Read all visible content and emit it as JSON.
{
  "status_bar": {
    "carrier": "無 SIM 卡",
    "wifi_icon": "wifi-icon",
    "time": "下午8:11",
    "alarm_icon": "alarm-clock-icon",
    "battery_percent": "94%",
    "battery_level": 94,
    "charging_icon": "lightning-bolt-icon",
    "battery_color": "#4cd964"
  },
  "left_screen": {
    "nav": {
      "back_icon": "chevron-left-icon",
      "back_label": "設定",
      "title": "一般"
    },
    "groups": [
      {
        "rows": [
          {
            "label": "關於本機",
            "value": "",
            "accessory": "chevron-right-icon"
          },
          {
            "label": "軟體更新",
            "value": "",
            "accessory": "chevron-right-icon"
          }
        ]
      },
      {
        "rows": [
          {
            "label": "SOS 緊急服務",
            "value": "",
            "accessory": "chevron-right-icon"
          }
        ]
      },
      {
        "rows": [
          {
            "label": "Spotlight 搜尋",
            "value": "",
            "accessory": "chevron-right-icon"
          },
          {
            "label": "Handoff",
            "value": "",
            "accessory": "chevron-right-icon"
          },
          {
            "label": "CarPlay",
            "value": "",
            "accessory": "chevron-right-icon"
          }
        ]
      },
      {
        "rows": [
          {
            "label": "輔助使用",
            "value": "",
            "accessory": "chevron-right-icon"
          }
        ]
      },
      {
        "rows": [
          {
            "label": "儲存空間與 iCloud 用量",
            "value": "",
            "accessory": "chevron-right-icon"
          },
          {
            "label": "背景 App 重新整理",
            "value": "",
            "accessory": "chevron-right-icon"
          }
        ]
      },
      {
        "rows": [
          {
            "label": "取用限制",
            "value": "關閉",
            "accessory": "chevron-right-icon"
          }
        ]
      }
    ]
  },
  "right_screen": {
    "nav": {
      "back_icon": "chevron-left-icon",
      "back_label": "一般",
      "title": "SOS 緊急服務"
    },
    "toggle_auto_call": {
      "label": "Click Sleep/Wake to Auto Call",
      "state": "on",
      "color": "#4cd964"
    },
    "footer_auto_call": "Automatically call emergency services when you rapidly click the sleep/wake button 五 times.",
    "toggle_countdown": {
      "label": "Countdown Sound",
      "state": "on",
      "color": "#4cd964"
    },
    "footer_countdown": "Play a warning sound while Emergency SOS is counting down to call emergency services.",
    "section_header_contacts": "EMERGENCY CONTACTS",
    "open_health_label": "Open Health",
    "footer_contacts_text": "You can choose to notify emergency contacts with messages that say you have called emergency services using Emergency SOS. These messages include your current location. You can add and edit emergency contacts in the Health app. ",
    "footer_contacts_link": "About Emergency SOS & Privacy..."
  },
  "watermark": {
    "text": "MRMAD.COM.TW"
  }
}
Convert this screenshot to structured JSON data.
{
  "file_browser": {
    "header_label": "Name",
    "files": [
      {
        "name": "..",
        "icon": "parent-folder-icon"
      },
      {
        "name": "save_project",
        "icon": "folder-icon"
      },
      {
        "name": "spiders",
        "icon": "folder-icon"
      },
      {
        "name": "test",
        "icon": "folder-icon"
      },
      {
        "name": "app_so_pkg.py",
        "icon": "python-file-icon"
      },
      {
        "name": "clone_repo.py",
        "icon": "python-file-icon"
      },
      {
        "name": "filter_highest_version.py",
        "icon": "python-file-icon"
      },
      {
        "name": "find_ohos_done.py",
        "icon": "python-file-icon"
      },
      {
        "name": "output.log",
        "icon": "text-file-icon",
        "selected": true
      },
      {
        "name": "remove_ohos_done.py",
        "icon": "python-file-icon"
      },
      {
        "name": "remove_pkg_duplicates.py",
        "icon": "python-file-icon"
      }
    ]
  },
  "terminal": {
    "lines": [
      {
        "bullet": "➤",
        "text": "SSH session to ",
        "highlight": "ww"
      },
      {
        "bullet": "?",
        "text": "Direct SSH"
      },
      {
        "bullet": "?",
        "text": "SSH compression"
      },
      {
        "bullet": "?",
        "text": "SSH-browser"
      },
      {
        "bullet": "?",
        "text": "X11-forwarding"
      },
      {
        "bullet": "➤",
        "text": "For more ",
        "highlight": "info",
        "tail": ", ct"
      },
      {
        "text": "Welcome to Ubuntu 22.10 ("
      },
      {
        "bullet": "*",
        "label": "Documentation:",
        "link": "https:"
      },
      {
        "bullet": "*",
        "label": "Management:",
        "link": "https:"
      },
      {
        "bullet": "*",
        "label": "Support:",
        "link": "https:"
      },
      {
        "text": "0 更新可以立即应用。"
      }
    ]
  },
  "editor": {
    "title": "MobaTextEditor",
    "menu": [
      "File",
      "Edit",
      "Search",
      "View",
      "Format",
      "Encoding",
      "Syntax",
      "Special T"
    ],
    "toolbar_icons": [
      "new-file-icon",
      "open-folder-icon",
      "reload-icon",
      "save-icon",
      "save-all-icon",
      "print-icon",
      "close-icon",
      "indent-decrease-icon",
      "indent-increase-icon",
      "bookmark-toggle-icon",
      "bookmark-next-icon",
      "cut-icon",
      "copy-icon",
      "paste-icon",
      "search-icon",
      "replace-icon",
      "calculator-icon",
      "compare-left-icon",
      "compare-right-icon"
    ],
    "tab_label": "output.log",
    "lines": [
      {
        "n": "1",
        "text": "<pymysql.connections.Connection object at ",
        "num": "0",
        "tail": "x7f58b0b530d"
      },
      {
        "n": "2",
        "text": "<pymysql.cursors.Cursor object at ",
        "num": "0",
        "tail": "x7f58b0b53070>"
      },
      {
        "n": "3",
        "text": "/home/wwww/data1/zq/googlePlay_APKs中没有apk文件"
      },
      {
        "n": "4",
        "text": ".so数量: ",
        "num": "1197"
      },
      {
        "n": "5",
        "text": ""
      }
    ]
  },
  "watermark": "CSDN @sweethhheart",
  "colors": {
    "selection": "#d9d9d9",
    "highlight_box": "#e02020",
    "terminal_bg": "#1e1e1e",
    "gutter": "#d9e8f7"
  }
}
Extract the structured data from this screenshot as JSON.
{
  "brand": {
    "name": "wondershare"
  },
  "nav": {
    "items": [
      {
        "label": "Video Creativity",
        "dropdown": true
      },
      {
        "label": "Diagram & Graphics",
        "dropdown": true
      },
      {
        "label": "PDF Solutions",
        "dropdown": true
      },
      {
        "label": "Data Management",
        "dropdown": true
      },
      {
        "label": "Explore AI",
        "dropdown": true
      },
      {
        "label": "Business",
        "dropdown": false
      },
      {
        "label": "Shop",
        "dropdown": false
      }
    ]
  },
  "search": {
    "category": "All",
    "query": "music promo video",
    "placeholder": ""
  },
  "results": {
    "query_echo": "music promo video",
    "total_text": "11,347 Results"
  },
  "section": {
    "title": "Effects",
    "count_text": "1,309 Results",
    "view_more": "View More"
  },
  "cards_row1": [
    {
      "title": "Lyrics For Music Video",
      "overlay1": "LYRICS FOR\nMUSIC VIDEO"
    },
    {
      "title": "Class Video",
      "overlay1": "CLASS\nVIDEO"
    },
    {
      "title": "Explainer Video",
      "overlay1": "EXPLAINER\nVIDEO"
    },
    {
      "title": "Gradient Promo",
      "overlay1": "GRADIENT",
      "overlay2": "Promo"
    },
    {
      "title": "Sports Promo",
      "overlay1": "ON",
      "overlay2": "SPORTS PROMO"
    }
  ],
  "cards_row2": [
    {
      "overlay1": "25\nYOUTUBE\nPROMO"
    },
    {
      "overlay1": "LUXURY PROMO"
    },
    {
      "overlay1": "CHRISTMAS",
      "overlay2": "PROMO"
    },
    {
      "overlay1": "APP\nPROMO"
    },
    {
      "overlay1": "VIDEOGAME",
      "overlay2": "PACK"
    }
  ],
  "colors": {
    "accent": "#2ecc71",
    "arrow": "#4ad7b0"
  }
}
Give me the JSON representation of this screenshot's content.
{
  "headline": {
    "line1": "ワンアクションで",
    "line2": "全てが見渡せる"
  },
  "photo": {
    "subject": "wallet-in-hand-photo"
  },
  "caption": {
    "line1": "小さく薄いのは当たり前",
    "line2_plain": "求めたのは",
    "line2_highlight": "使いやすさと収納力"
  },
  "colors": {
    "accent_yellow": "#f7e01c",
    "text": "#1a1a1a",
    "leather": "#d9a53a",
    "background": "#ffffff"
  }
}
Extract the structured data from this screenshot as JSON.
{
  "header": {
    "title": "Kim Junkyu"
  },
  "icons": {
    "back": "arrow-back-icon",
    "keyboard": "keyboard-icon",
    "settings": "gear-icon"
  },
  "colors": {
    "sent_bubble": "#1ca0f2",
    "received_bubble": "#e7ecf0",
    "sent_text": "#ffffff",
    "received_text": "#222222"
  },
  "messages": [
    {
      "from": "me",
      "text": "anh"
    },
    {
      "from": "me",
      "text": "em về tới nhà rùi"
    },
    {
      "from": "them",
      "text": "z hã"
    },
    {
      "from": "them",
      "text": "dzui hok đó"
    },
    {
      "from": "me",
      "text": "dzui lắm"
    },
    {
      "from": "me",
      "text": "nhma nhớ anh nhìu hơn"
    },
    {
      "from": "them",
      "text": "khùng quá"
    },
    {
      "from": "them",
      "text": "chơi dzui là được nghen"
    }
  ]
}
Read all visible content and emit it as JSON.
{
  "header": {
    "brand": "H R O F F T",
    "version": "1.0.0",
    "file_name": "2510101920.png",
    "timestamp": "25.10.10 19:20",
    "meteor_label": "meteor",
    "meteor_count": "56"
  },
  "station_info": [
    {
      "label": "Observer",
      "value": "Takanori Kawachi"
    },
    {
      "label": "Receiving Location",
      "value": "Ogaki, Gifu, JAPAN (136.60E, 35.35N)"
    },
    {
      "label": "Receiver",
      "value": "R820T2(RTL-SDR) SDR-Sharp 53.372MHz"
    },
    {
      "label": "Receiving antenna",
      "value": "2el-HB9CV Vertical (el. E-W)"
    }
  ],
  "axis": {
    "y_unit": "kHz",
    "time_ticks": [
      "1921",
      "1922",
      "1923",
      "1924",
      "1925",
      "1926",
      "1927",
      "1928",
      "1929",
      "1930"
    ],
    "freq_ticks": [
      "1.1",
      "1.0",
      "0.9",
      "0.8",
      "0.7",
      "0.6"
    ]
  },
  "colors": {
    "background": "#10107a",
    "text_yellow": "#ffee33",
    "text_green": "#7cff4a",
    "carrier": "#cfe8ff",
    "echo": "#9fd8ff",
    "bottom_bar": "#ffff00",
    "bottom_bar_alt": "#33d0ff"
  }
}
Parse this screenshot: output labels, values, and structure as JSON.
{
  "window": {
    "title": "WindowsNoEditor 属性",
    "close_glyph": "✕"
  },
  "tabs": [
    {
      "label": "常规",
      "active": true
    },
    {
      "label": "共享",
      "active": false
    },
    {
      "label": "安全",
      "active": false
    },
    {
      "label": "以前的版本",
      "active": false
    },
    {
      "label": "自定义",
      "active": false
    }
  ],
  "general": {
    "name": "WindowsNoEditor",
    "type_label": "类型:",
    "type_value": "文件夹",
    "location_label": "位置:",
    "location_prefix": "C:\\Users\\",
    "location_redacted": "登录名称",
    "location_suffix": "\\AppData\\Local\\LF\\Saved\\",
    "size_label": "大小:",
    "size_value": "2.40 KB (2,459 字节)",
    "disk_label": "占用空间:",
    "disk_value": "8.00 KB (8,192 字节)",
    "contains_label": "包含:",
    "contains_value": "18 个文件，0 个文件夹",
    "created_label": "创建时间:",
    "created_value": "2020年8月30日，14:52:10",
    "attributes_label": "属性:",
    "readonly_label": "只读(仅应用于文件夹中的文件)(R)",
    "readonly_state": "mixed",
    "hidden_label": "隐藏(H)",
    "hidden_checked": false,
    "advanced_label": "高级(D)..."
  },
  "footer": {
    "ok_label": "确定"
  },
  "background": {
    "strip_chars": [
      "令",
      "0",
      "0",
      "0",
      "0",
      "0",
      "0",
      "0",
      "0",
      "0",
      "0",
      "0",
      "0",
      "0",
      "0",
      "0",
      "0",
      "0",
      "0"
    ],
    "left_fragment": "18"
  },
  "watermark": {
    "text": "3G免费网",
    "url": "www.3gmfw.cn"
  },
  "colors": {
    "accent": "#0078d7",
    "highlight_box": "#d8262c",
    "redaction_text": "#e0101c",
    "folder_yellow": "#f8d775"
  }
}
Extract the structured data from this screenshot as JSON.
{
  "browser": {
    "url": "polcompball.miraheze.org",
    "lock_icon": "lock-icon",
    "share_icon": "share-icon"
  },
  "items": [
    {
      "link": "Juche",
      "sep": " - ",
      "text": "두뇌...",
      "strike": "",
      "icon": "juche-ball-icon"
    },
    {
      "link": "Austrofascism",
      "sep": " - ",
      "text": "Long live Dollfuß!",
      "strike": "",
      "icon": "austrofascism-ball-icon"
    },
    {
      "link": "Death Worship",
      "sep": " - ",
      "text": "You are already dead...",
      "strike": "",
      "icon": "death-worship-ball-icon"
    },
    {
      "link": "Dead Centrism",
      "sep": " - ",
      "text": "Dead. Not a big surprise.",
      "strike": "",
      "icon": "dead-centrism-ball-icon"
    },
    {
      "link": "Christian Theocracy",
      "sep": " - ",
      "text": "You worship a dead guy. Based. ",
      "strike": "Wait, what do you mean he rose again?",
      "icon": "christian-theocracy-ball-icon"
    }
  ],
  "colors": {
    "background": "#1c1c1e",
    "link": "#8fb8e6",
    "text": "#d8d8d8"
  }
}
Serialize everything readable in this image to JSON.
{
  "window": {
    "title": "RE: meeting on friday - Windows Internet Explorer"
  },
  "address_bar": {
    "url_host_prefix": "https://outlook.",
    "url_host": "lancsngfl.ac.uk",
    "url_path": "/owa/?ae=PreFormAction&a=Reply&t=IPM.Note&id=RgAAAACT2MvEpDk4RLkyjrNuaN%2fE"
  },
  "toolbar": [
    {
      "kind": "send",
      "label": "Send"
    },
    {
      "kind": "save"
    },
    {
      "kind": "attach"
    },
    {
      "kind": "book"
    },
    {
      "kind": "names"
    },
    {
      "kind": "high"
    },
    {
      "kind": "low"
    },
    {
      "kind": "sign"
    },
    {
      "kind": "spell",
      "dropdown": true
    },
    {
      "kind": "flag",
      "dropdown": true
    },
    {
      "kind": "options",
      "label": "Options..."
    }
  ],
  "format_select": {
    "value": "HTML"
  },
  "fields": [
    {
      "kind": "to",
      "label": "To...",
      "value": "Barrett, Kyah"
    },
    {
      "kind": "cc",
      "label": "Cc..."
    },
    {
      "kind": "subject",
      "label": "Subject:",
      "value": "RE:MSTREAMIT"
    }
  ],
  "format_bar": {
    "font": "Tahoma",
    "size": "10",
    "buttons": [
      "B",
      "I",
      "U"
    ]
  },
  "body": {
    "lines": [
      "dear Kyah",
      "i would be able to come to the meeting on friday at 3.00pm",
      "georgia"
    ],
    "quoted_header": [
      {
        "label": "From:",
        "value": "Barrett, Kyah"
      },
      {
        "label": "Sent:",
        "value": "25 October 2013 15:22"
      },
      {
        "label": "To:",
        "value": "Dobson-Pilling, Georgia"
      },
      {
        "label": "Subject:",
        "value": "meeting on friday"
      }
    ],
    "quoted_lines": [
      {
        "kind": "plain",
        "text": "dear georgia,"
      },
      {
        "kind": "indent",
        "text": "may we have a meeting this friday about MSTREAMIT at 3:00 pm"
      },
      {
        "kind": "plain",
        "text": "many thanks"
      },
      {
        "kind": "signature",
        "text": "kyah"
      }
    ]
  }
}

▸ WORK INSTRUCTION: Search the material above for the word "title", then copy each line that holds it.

▸ RESPONSE FOR THIS EXERCISE:
      "title": "一般"
      "title": "SOS 緊急服務"
    "title": "MobaTextEditor",
    "title": "Effects",
      "title": "Lyrics For Music Video",
      "title": "Class Video",
      "title": "Explainer Video",
      "title": "Gradient Promo",
      "title": "Sports Promo",
    "title": "Kim Junkyu"
    "title": "WindowsNoEditor 属性",
    "title": "RE: meeting on friday - Windows Internet Explorer"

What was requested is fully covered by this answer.